Women who include a lot of fiber in their diets may have a lower risk for problems with bowel control as they age, a study suggests.
The inability to control bowel movements, or bowel leakage – known as fecal incontinence – affects roughly 1 in 6 noninstitutionalized elderly Americans, according to the U.S. Centers for Disease Control and Prevention.
“It is quietly debilitating because of the stigma around the condition,” study leader Dr. Kyle Staller of Harvard Medical School in Boston said. “Once affected, patients have few treatment options.” The prevalence of fecal incontinence is expected to increase about 60 percent in older U.S. women by 2050, the researchers said.
The study can’t prove that a specific amount of fiber intake will prevent fecal incontinence. Still, the results are in alignment with U.S. Department of Health and Human Services recommendation of 25 grams of dietary fiber per day.
“Many people do not know how prevalent it is and feel as if they are the only ones with the problem,” said Donna Bliss of the University of Minnesota School of Nursing in Minneapolis, who wasn’t involved with this study.
In an earlier study, Bliss and her colleagues found that a type of fiber called psyllium was more effective than other fiber supplements (such as gum arabic and carboxymethylcellulose) at improving fecal incontinence.
“There is the idea among some people that fecal incontinence is an inevitable consequence of aging,” Bliss added. “These findings suggest a way that people might prevent fecal incontinence and feel more of a sense of control over their health.”
How fiber helps bowel control
Fiber absorbs liquids in the digestive system, thereby bulking up fecal matter. Fiber therapy is simply increasing your fiber intake gradually until you reach the recommended daily intake for your age. It is recommended that women under age 50 consume 25 grams of fiber per day. A woman over 50 years of age should consume 21 grams per day. Men younger 50 are recommended to get 38 grams per day and men over 50 should get 30 grams per day in their diet.
Because fiber has such a great impact on your digestion of food, it is important that you increase your daily fiber gradually. Remember that fiber absorbs liquids in your body, so also increase your water intake as you increase your fiber. Increasing water intake along with fiber also helps to prevent possible side effects of gas and bloating.
How to get more fiber in your diet:
- Eat whole grains (look for whole grain pastas, cereals, breads at the store and cut out the “white” pastas, breads and cereals).
- Eat more beans, occasionally substituting them for meat.
- Eat fresh, raw fruits and vegetables.
- Use fiber supplements.
As long as you increase your fiber intake gradually, getting the recommended daily dose usually doesn’t hurt anything (unless you have allergies that make you sensitive to fiber-containing foods), so it’s generally worth trying. Another benefit to adding fiber to your diet is that is associated with lowering certain health risks, such as heart disease.
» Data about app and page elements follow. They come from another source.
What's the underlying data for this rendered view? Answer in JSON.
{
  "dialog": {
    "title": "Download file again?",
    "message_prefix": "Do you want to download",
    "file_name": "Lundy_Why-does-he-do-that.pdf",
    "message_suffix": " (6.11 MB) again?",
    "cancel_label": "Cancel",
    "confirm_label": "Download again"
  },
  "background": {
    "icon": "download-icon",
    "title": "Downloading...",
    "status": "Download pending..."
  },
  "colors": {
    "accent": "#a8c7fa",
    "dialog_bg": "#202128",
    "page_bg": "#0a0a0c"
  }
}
Adding fiber to your diet can cause bloating, diarrhea and flatulence (gas), especially when increased too quickly in the diet or when you get too much in one day. So go slowly and watch for your body’s ability to handle the added fiber.
While fiber therapy may help to alleviate incontinence, it usually doesn’t cure it completely, so other treatment or management may be necessary under the guidance of your healthcare provider.